◆ **Exercise**
Return all of the entries exactly, with nothing added or left out.

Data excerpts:
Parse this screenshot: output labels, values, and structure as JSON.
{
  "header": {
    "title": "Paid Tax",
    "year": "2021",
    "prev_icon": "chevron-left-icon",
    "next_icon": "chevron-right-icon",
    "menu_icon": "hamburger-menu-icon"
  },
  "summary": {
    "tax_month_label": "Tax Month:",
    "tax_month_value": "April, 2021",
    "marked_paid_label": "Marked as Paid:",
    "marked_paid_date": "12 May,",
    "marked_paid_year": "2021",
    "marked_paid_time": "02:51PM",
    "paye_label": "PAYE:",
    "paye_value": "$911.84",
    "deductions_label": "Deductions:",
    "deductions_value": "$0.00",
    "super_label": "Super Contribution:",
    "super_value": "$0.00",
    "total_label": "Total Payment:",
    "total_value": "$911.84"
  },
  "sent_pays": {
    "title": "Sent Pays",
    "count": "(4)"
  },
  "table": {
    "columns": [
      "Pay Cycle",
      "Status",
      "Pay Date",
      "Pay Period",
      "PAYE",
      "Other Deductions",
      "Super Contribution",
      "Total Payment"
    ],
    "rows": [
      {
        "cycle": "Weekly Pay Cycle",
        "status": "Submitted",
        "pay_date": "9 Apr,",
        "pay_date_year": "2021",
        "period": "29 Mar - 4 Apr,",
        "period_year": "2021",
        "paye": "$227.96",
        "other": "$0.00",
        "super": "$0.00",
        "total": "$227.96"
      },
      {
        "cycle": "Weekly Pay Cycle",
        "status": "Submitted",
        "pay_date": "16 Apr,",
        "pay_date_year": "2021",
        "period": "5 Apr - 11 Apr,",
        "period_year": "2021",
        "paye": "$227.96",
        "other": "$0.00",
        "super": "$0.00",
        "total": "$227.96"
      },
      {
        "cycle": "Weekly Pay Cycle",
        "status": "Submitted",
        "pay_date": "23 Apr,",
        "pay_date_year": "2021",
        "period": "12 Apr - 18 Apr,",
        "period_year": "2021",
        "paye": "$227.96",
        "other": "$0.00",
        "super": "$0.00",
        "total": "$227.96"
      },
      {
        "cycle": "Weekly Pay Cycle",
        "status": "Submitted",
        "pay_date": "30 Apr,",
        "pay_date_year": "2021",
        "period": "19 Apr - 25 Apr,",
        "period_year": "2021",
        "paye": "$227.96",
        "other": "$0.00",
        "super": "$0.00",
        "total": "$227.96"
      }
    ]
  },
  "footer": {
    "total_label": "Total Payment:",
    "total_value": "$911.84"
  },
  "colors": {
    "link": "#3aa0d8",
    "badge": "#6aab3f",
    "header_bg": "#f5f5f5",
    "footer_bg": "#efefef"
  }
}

◆ **Exercise solution**
Parse this screenshot: output labels, values, and structure as JSON.
{
  "header": {
    "title": "Paid Tax",
    "year": "2021",
    "prev_icon": "chevron-left-icon",
    "next_icon": "chevron-right-icon",
    "menu_icon": "hamburger-menu-icon"
  },
  "summary": {
    "tax_month_label": "Tax Month:",
    "tax_month_value": "April, 2021",
    "marked_paid_label": "Marked as Paid:",
    "marked_paid_date": "12 May,",
    "marked_paid_year": "2021",
    "marked_paid_time": "02:51PM",
    "paye_label": "PAYE:",
    "paye_value": "$911.84",
    "deductions_label": "Deductions:",
    "deductions_value": "$0.00",
    "super_label": "Super Contribution:",
    "super_value": "$0.00",
    "total_label": "Total Payment:",
    "total_value": "$911.84"
  },
  "sent_pays": {
    "title": "Sent Pays",
    "count": "(4)"
  },
  "table": {
    "columns": [
      "Pay Cycle",
      "Status",
      "Pay Date",
      "Pay Period",
      "PAYE",
      "Other Deductions",
      "Super Contribution",
      "Total Payment"
    ],
    "rows": [
      {
        "cycle": "Weekly Pay Cycle",
        "status": "Submitted",
        "pay_date": "9 Apr,",
        "pay_date_year": "2021",
        "period": "29 Mar - 4 Apr,",
        "period_year": "2021",
        "paye": "$227.96",
        "other": "$0.00",
        "super": "$0.00",
        "total": "$227.96"
      },
      {
        "cycle": "Weekly Pay Cycle",
        "status": "Submitted",
        "pay_date": "16 Apr,",
        "pay_date_year": "2021",
        "period": "5 Apr - 11 Apr,",
        "period_year": "2021",
        "paye": "$227.96",
        "other": "$0.00",
        "super": "$0.00",
        "total": "$227.96"
      },
      {
        "cycle": "Weekly Pay Cycle",
        "status": "Submitted",
        "pay_date": "23 Apr,",
        "pay_date_year": "2021",
        "period": "12 Apr - 18 Apr,",
        "period_year": "2021",
        "paye": "$227.96",
        "other": "$0.00",
        "super": "$0.00",
        "total": "$227.96"
      },
      {
        "cycle": "Weekly Pay Cycle",
        "status": "Submitted",
        "pay_date": "30 Apr,",
        "pay_date_year": "2021",
        "period": "19 Apr - 25 Apr,",
        "period_year": "2021",
        "paye": "$227.96",
        "other": "$0.00",
        "super": "$0.00",
        "total": "$227.96"
      }
    ]
  },
  "footer": {
    "total_label": "Total Payment:",
    "total_value": "$911.84"
  },
  "colors": {
    "link": "#3aa0d8",
    "badge": "#6aab3f",
    "header_bg": "#f5f5f5",
    "footer_bg": "#efefef"
  }
}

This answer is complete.